Gov. Josh Shapiro, who spent the earliest days of his political career in Montgomery County, is headed to State Farm Stadium in Glendale, Arizona with his wife Lori to cheer on the Birds during the Super Bowl on Sunday. 

Before the game, Shapiro plans to meet with Missouri Gov. Mike Parson and Kansas Gov. Laura Kelly to talk trash and ensure that both state officials are willing to uphold their ends of the bet he wagered on Thursday. 

"Like millions of Pennsylvanians, Lori and I are excited to cheer on the Philadelphia Eagles and watch them bring the Lombardi Trophy back to the Commonwealth," Shapiro said. "Pennsylvania is home to the greatest small businesses in the country — and while I love to share the best Pennsylvania has to offer with my friends in other states, the Eagles have been so good this season that I'm willing to double down on a win this week. Go Birds!" 

As part of the wager, Shapiro has bet an assortment of food from Pennsylvania businesses — cheesesteaks from Tony Luke's, Eagles mini-donuts from Collegeville Italian Bakery in Montgomery County and soft pretzels from Philly Style Hand Twisted Soft Pretzel Bakery in Levittown. 

In exchange, Kelly has wagered Creekstone Farms Angus Beef and chocolate-covered sunflower seeds. Parson joined in on the fun as well, revealing on Twitter that he and Shapiro will exchange autographed Eagles and Chiefs flags, and the loser will hang the winning team's flag in the state Capitol building once the Super Bowl is over. 

On Friday, District Attorney Larry Krasner responded to a Super Bowl challenge from Jackson County District Attorney Jean Peters Baker and Wyandotte County District Attorney Mark A. Dupree.
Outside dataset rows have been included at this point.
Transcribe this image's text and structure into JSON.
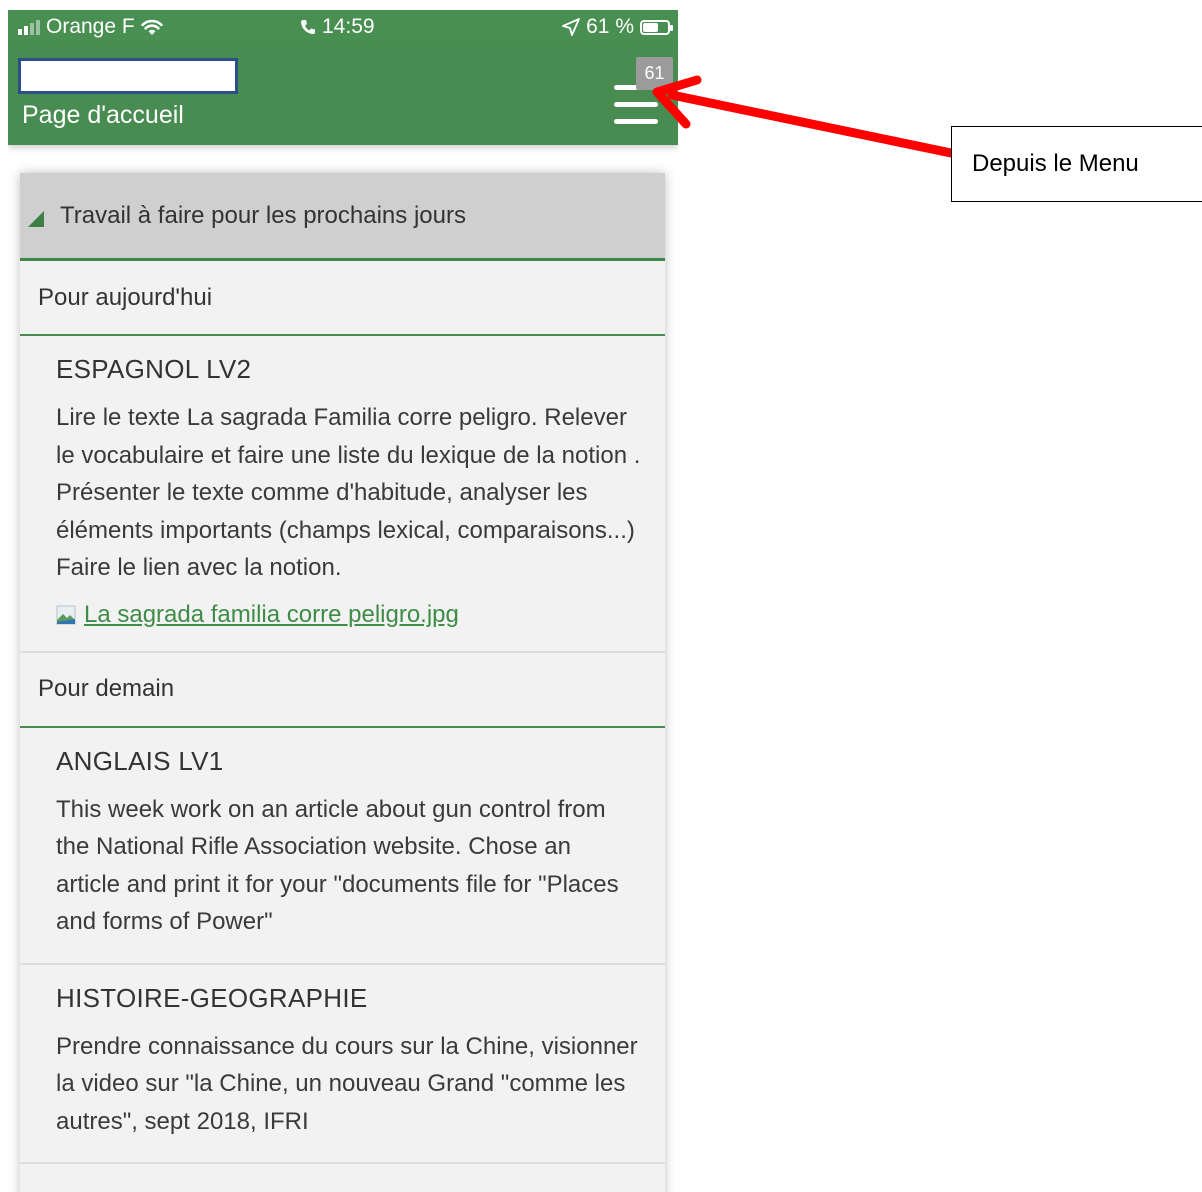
{
  "status_bar": {
    "carrier": "Orange F",
    "time": "14:59",
    "battery": "61 %",
    "battery_level": 0.61
  },
  "header": {
    "title": "Page d'accueil",
    "menu_badge": "61"
  },
  "card": {
    "title": "Travail à faire pour les prochains jours",
    "sections": [
      {
        "heading": "Pour aujourd'hui",
        "items": [
          {
            "subject": "ESPAGNOL LV2",
            "description": "Lire le texte La sagrada Familia corre peligro. Relever le vocabulaire et faire une liste du lexique de la notion . Présenter le texte comme d'habitude, analyser les éléments importants (champs lexical, comparaisons...) Faire le lien avec la notion.",
            "attachment": "La sagrada familia corre peligro.jpg"
          }
        ]
      },
      {
        "heading": "Pour demain",
        "items": [
          {
            "subject": "ANGLAIS LV1",
            "description": "This week work on an article about gun control from the National Rifle Association website. Chose an article and print it for your \"documents file for \"Places and forms of Power\""
          },
          {
            "subject": "HISTOIRE-GEOGRAPHIE",
            "description": "Prendre connaissance du cours sur la Chine, visionner la video sur \"la Chine, un nouveau Grand \"comme les autres\", sept 2018, IFRI"
          }
        ]
      }
    ]
  },
  "annotation": {
    "label": "Depuis le Menu",
    "arrow_color": "#ff0000"
  },
  "colors": {
    "header_green": "#488c51",
    "link_green": "#3e8c47",
    "card_bg": "#f2f2f2"
  }
}
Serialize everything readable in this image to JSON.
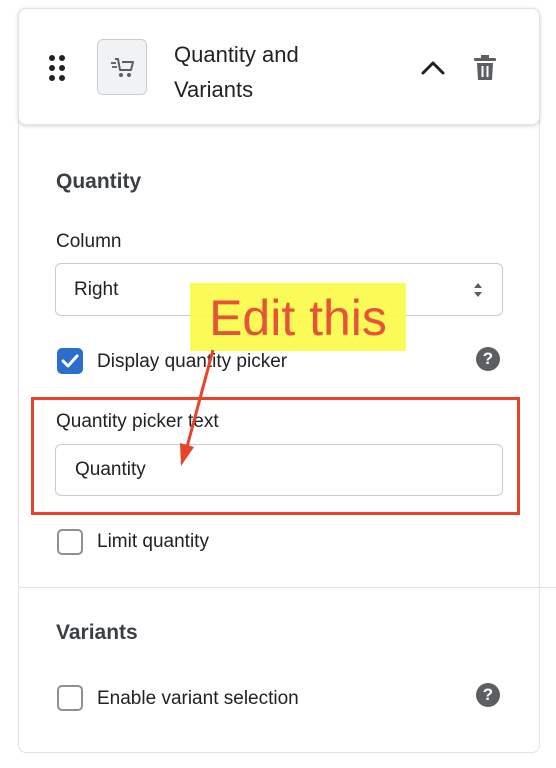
{
  "header": {
    "title": "Quantity and Variants"
  },
  "quantity_section": {
    "title": "Quantity",
    "column_label": "Column",
    "column_value": "Right",
    "display_picker_label": "Display quantity picker",
    "display_picker_checked": true,
    "picker_text_label": "Quantity picker text",
    "picker_text_value": "Quantity",
    "limit_quantity_label": "Limit quantity",
    "limit_quantity_checked": false
  },
  "variants_section": {
    "title": "Variants",
    "enable_variant_label": "Enable variant selection",
    "enable_variant_checked": false
  },
  "annotation": {
    "text": "Edit this"
  },
  "help_glyph": "?",
  "colors": {
    "accent": "#2c6ecb",
    "annotation_red": "#e8442a",
    "annotation_yellow": "#fbfb4a"
  }
}
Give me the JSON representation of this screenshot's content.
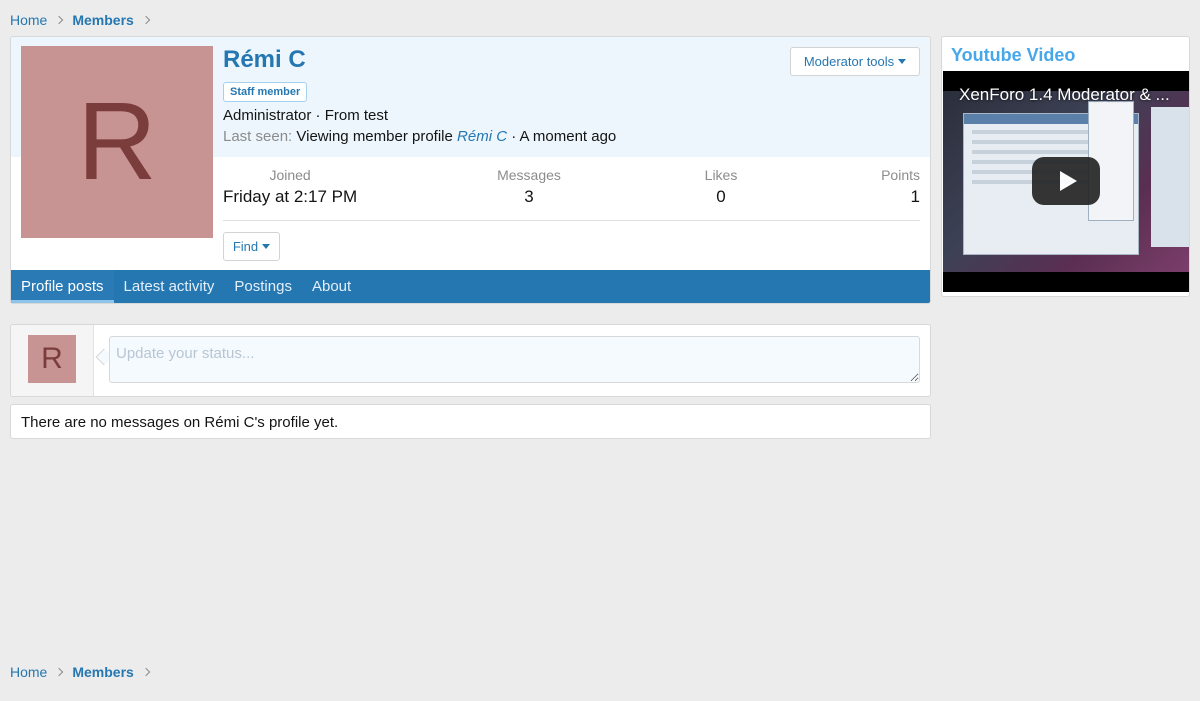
{
  "breadcrumb": {
    "items": [
      {
        "label": "Home"
      },
      {
        "label": "Members"
      }
    ]
  },
  "profile": {
    "avatar_letter": "R",
    "username": "Rémi C",
    "badge": "Staff member",
    "title_line": "Administrator · From test",
    "last_seen_label": "Last seen:",
    "last_seen_action": "Viewing member profile",
    "last_seen_link": "Rémi C",
    "last_seen_time": "· A moment ago",
    "moderator_tools_label": "Moderator tools",
    "stats": {
      "joined_label": "Joined",
      "joined_value": "Friday at 2:17 PM",
      "messages_label": "Messages",
      "messages_value": "3",
      "likes_label": "Likes",
      "likes_value": "0",
      "points_label": "Points",
      "points_value": "1"
    },
    "find_label": "Find",
    "tabs": [
      {
        "label": "Profile posts",
        "active": true
      },
      {
        "label": "Latest activity",
        "active": false
      },
      {
        "label": "Postings",
        "active": false
      },
      {
        "label": "About",
        "active": false
      }
    ]
  },
  "status": {
    "avatar_letter": "R",
    "placeholder": "Update your status..."
  },
  "no_messages_text": "There are no messages on Rémi C's profile yet.",
  "sidebar": {
    "title": "Youtube Video",
    "video_title": "XenForo 1.4 Moderator & ..."
  },
  "colors": {
    "accent": "#2577b1",
    "avatar_bg": "#c79393",
    "avatar_letter": "#7b3c3c",
    "header_bg": "#edf6fd",
    "page_bg": "#ececec"
  }
}
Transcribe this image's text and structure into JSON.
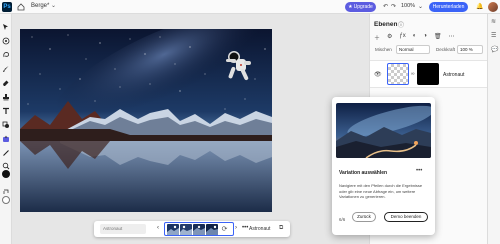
{
  "app": {
    "logo": "Ps",
    "document_title": "Berge*",
    "zoom": "100%"
  },
  "header": {
    "upgrade_label": "Upgrade",
    "share_label": "Herunterladen",
    "icons": [
      "home-icon",
      "chevron-down-icon",
      "star-icon",
      "undo-icon",
      "redo-icon",
      "zoom-chevron-icon",
      "bell-icon",
      "avatar"
    ]
  },
  "context_bar": {
    "prompt_placeholder": "Astronaut",
    "prev_label": "‹",
    "next_label": "›",
    "more_label": "•••",
    "layer_name": "Astronaut"
  },
  "layers_panel": {
    "title": "Ebenen",
    "blend_label": "Mischen",
    "blend_value": "Normal",
    "opacity_label": "Deckkraft",
    "opacity_value": "100 %",
    "layers": [
      {
        "name": "Astronaut",
        "visible": true
      }
    ]
  },
  "variation_popup": {
    "title": "Variation auswählen",
    "body": "Navigiere mit den Pfeilen durch die Ergebnisse oder gib eine neue Abfrage ein, um weitere Variationen zu generieren.",
    "step": "6/6",
    "back_label": "Zurück",
    "finish_label": "Demo beenden",
    "more_label": "•••"
  },
  "colors": {
    "accent": "#3b63f7",
    "upgrade": "#5c5ce0",
    "foreground_swatch": "#111111",
    "background_swatch": "#ffffff"
  }
}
Each have agreed to provide signature items from local Black-owned businesses to the winning team's prosecutor's office after the game. 

"Philadelphia is the home of the Declaration of Independence, the Rocky statue, and the best starting quarterback in the NFL, Jalen Hurts," Krasner said in a release. "On a scale of one to 10, I feel (great) about the Eagles' chances against Kansas City — with the caveat that any team led by former Eagles head coach Andy Reid will be a formidable and worthy opponent." 

In addition, the prosecutor representing the losing team will be required to wear the logo of the winning team at a community event within one month of the Super Bowl, according to the District Attorney's Office.